* **Instructions for the task**: With the images removed, write out every line below exactly.

[Dataset excerpts]
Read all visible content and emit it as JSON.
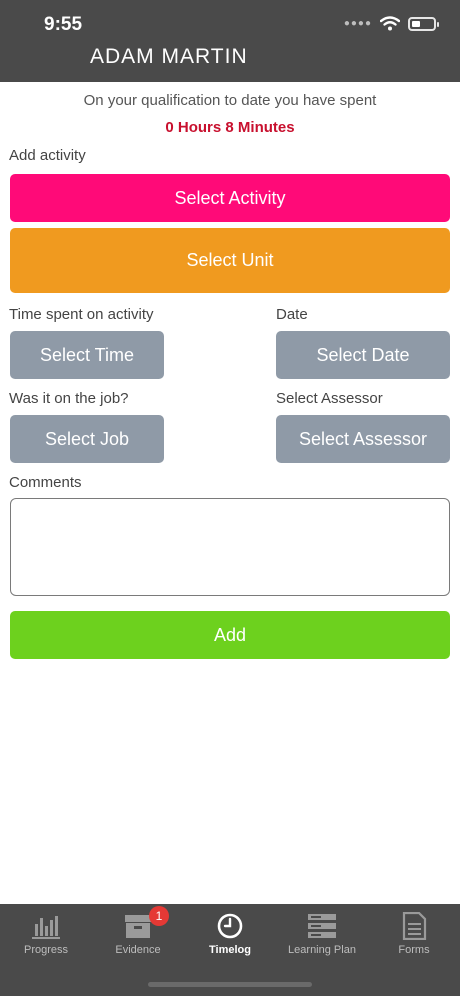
{
  "status_bar": {
    "time": "9:55"
  },
  "header": {
    "title": "ADAM MARTIN"
  },
  "summary": {
    "line": "On your qualification to date you have spent",
    "total": "0 Hours 8 Minutes"
  },
  "form": {
    "add_activity_label": "Add activity",
    "select_activity": "Select Activity",
    "select_unit": "Select Unit",
    "time_label": "Time spent on activity",
    "date_label": "Date",
    "select_time": "Select Time",
    "select_date": "Select Date",
    "job_label": "Was it on the job?",
    "assessor_label": "Select Assessor",
    "select_job": "Select Job",
    "select_assessor": "Select Assessor",
    "comments_label": "Comments",
    "comments_value": "",
    "add_label": "Add"
  },
  "tabs": [
    {
      "label": "Progress",
      "icon": "bar-chart-icon",
      "active": false
    },
    {
      "label": "Evidence",
      "icon": "archive-box-icon",
      "active": false,
      "badge": "1"
    },
    {
      "label": "Timelog",
      "icon": "clock-icon",
      "active": true
    },
    {
      "label": "Learning Plan",
      "icon": "list-stack-icon",
      "active": false
    },
    {
      "label": "Forms",
      "icon": "document-icon",
      "active": false
    }
  ],
  "colors": {
    "header_bg": "#4a4a4a",
    "activity_button": "#ff0a78",
    "unit_button": "#f09a1f",
    "grey_button": "#8f9aa7",
    "add_button": "#6dd11e",
    "total_text": "#c8102e"
  }
}
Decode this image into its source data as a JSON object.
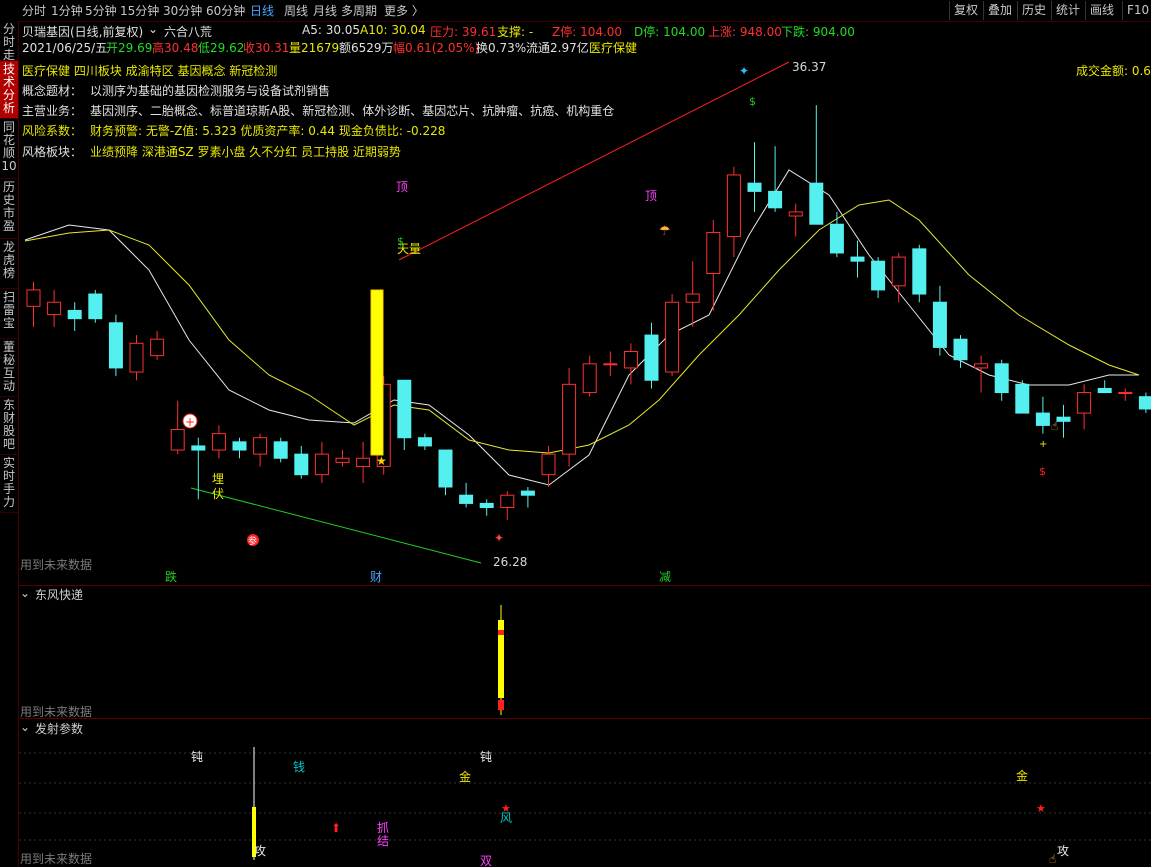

* **Output of the task**:
Read all visible content and emit it as JSON.
{
  "status_bar": {
    "time": "9:55"
  },
  "header": {
    "title": "ADAM MARTIN"
  },
  "summary": {
    "line": "On your qualification to date you have spent",
    "total": "0 Hours 8 Minutes"
  },
  "form": {
    "add_activity_label": "Add activity",
    "select_activity": "Select Activity",
    "select_unit": "Select Unit",
    "time_label": "Time spent on activity",
    "date_label": "Date",
    "select_time": "Select Time",
    "select_date": "Select Date",
    "job_label": "Was it on the job?",
    "assessor_label": "Select Assessor",
    "select_job": "Select Job",
    "select_assessor": "Select Assessor",
    "comments_label": "Comments",
    "comments_value": "",
    "add_label": "Add"
  },
  "tabs": [
    {
      "label": "Progress",
      "icon": "bar-chart-icon",
      "active": false
    },
    {
      "label": "Evidence",
      "icon": "archive-box-icon",
      "active": false,
      "badge": "1"
    },
    {
      "label": "Timelog",
      "icon": "clock-icon",
      "active": true
    },
    {
      "label": "Learning Plan",
      "icon": "list-stack-icon",
      "active": false
    },
    {
      "label": "Forms",
      "icon": "document-icon",
      "active": false
    }
  ],
  "colors": {
    "header_bg": "#4a4a4a",
    "activity_button": "#ff0a78",
    "unit_button": "#f09a1f",
    "grey_button": "#8f9aa7",
    "add_button": "#6dd11e",
    "total_text": "#c8102e"
  }
}
Decode this image into its source data as a JSON object.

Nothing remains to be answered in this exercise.